LeBron has been historically brilliant the entire playoffs. It is one game. On the road. In the afternoon, when James has struggled all season. Odds are our talking point Monday night will include James stuffing some random Celtic in a locker. 

        

Brad Stevens > Tyronn Lue 

Speaking of being stuffed in a locker, Ty Lue is lucky he's not a big guy because he'll be camping inside one overnight after taking a browbeating from Brad Stevens, who this postseason has continued to barge his way to the top of the NBA coaching ranks.
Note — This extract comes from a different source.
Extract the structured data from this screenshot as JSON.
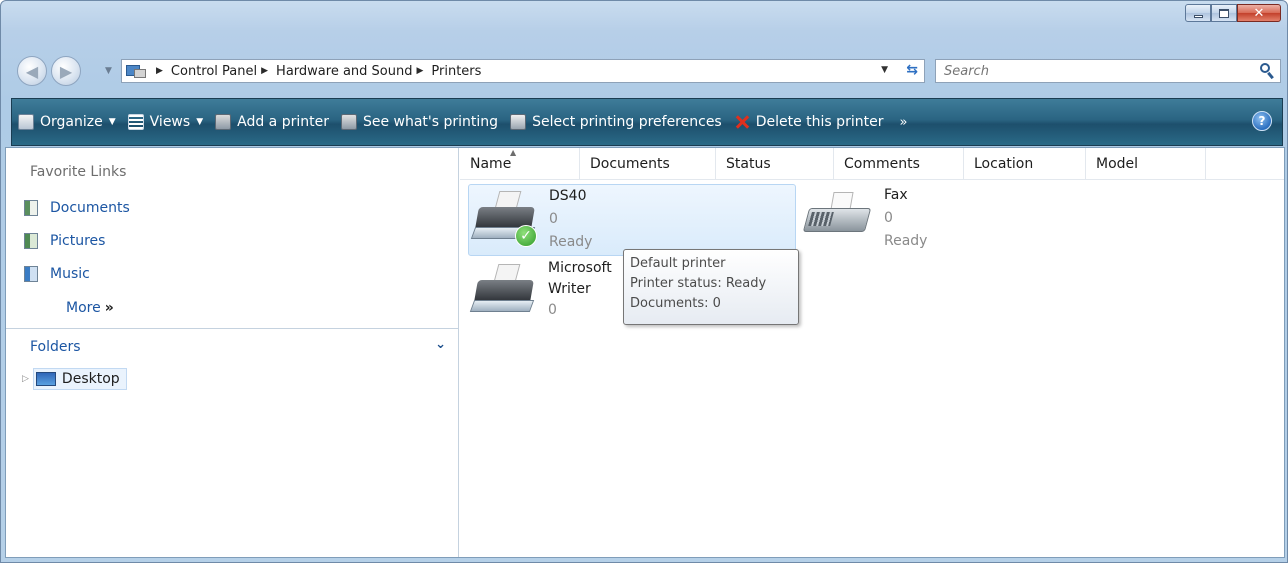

The chasm between the coaching staffs was evident from the first quarter. Stevens, who obviously studied the Kevin Love/Kyle Korver off-ball movements that were so successful against Toronto, had his guys switching all over. He also went with ultrabig lineups to bully the Cavs for stretches, and Lue had no real answers.

The Cavs kept doing the same thing, expecting different results. 

In the days leading up to Game 1, there was a bit of moving the goalposts with Stevens. Some pointed to the fact that the roster, even without Kyrie Irving and Gordon Hayward, is loaded with first-round picks. But those narratives ignored the fact that Jaylen Brown just reached legal drinking age in October and that Jayson Tatum was a teenager until two months ago.

Stevens and his Celtics coaching staff have given their young talent the confidence to succeed. Celtics general manager Danny Ainge told ESPN.com's Zach Lowe that Stevens' calm demeanor—rather than one of a screaming totalitarian—has kept the young players level-headed. 

"Some players have a tendency to get frazzled or emotional," Ainge said. "Brad helps with that."

Lue, on the other side, doesn't really exude anything. His resting face is one of confusion, so much so that it's become a Basketball Twitter meme. The fundamental chasm between coaching is the reason the Celtics have a chance in this series. 

On the bright side, Lue did get Rodney Hood to enter the game without refusal. So there's that.

        

Celtics Youngsters Step Up Where Raptors Failed

These guys are just not afraid of the limelight. Brown and Horford carried the Celtics during their first-half trouncing, with the former scoring 18 of his 23 points before the break.

Brown's improvement this season is eye-opening; last season, he looked like a borderline bust with only occasional flashes of good play. Now the good play has become a near constant, and his game exudes swagger—again a testament to Stevens.

Tatum saw his streak of 20-point playoff games end at seven, finishing with 16 points and six rebounds. He didn't need to take over the game for any long stretches and played efficiently in the background. 

      

Cavs In Desperate Need of Better 3-Point Shooting

This is obvious. The Cavs can't win this series shooting 15.4 percent (4-of-26) from deep. Kyle Korver can't go brick city (1-of-5). Neither can Kevin Love (1-of-4) or JR Smith (0-of-3).

LeBron threw up a ton of bricks on his own jumpers (5-of-14 overall), but he needs to continue shooting to help space the floor.

         

Maybe Let's Not Clown Marcus Morris Next Time

The internet shamed the Celtics into deleting an article saying Marcus Morris could be the key to stopping LeBron. Then Morris went out and had a 21-point, 10-rebound double-double while James had his worst game of the playoffs.

It wasn't all Morris, but he helped.